6. C&I loans
In March and April 2020, banks and other financial institutions in aggregate witnessed an exponential surge in the demand for business loans. As a result, the Commercial and Industrial (C&I) loans increased as compared to consumer loans.
C&I loans are secured and unsecured loans to business enterprises, including working capital advances and loans to start a business. Some business owners were even shifting to new ventures after selling their existing businesses. At the onset of the pandemic, many smaller firms borrowed to improve their cash buffers in the short-term funding markets. C&I loans across commercial banks increased to $539.91 billion or 23% from March 4 to April 15 with the major source of growth being businesses borrowing against existing lines. However, with the origination of PPP loans, C&I loans by larger banks declined. But smaller domestic banks saw C&I lending growth corresponding to a dramatic increase in the C&I loans. When PPP lending stopped by the third quarter, total C&I lending by larger banks continued to fall. In smaller banks, C&I lending levelled out.

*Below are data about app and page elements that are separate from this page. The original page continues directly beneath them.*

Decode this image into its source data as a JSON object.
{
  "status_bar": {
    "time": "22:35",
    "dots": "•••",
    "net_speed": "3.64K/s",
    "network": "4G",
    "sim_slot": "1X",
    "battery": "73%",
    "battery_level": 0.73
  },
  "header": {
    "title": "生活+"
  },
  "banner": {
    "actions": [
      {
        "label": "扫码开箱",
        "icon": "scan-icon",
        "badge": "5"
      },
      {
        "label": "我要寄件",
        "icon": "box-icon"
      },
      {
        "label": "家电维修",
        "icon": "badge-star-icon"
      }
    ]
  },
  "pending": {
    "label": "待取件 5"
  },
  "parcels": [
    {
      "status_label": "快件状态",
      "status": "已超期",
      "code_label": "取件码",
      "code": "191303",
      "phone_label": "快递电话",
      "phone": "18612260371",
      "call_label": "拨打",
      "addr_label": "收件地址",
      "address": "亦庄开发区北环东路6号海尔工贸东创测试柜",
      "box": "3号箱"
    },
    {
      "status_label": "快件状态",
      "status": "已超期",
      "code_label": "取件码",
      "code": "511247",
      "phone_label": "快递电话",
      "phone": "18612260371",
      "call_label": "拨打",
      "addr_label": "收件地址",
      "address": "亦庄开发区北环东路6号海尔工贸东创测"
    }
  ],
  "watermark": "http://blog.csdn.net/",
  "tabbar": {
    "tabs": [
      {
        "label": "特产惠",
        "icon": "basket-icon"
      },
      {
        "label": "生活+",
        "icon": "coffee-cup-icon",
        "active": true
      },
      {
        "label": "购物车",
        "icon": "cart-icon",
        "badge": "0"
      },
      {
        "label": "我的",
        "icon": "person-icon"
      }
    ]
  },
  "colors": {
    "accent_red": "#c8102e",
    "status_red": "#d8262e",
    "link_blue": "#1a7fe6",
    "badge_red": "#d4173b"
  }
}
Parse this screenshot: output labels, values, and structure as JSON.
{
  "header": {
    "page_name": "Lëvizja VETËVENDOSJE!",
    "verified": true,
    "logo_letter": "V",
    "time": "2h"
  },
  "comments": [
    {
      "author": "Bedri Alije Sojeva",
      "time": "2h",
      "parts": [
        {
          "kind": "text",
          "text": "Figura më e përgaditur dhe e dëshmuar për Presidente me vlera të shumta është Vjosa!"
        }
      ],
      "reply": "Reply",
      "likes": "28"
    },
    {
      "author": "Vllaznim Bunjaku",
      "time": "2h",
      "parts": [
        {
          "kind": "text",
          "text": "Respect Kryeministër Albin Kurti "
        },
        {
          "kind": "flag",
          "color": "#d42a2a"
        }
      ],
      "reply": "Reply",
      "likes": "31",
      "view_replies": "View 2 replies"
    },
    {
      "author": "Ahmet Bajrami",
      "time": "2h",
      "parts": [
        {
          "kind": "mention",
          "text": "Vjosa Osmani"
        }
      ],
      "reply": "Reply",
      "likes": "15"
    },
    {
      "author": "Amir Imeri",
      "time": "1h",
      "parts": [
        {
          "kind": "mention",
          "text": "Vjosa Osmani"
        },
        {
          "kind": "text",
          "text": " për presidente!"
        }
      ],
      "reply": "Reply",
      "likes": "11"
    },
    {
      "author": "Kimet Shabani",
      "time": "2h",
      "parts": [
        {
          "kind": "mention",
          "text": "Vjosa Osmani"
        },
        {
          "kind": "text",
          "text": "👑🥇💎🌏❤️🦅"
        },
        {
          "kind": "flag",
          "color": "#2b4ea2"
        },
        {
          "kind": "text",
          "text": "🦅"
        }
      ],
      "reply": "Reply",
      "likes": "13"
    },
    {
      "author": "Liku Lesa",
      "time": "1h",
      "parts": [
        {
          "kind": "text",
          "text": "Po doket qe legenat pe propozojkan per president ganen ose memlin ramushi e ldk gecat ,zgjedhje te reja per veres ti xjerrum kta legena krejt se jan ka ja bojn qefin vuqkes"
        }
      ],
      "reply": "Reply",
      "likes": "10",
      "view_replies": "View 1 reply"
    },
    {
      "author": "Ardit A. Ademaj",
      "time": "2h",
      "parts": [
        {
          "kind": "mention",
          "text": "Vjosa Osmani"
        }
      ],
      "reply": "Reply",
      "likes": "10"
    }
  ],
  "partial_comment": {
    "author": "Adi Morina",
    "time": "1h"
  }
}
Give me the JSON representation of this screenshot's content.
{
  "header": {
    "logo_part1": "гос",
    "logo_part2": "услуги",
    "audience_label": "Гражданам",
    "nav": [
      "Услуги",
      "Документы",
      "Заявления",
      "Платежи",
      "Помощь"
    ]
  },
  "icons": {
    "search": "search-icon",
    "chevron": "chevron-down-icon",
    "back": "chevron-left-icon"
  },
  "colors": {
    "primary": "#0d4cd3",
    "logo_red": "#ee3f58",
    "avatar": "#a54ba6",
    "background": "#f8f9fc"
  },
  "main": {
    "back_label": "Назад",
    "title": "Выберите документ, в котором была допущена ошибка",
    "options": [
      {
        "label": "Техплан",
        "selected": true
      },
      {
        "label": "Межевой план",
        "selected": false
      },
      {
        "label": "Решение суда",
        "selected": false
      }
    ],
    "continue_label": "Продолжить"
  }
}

7. Digital transformation
The pandemic has created an urgency to shift from traditional banking and lending arrangements to digital models. To cope with the rising consumer demands, complex regulatory environment and growing cost of operations, financial institutions have begun refashioning their arrangements to digital infrastructure. In the highly erratic lending and borrowing climate, lenders globally will stiffen their underwriting and monitoring practices. This in turn will lead to improving credit decisions, borrower level monitoring, due diligence and measuring operational risks and flexibility. However, this entails crowdsourced aggregation of real-time data and its accurate evaluation. Therefore, more banks and lending institutions are turning to Artificial Intelligence (AI) for accurate predictive analytics and translation of unstructured data into more meaningful insights and automated credit scoring. Gartner reports, 75% of companies will shift from piloting to deploying AI-based technologies by 2024. As a result, they will see a 5x increase in streaming data and analytics infrastructure.
Moreover, the number of new-age Fintech players are growing with a reliant customer base in the Small and medium-sized (SME) businesses. In order to compete with them and capturing the SME demand, banks are adopting digital lending platforms. The need to deliver quality, frictionless client experience is driving the adoption of automation.
Further, combining automation to front-office operations will improve client experience. In addition to this, it will improve front-office efficiency, reduce costs and increase scalability.
Overall, banks encountered the pandemic crisis in good financial positions, with abundant liquidity and capital. Therefore, they expanded their commercial lending radius. However, Government-mandated stimulus and commercial real estate trends did play a major role in reshaping the standards of commercial lending during COVID-19. Banks were cautious with new lendings and it required significant shifts in the size and composition of bank loan portfolios and implementation of digital innovations. Thus it will be safe to say that financial institutions including both large and small banks played a crucial role in providing commercial credit during these demanding times.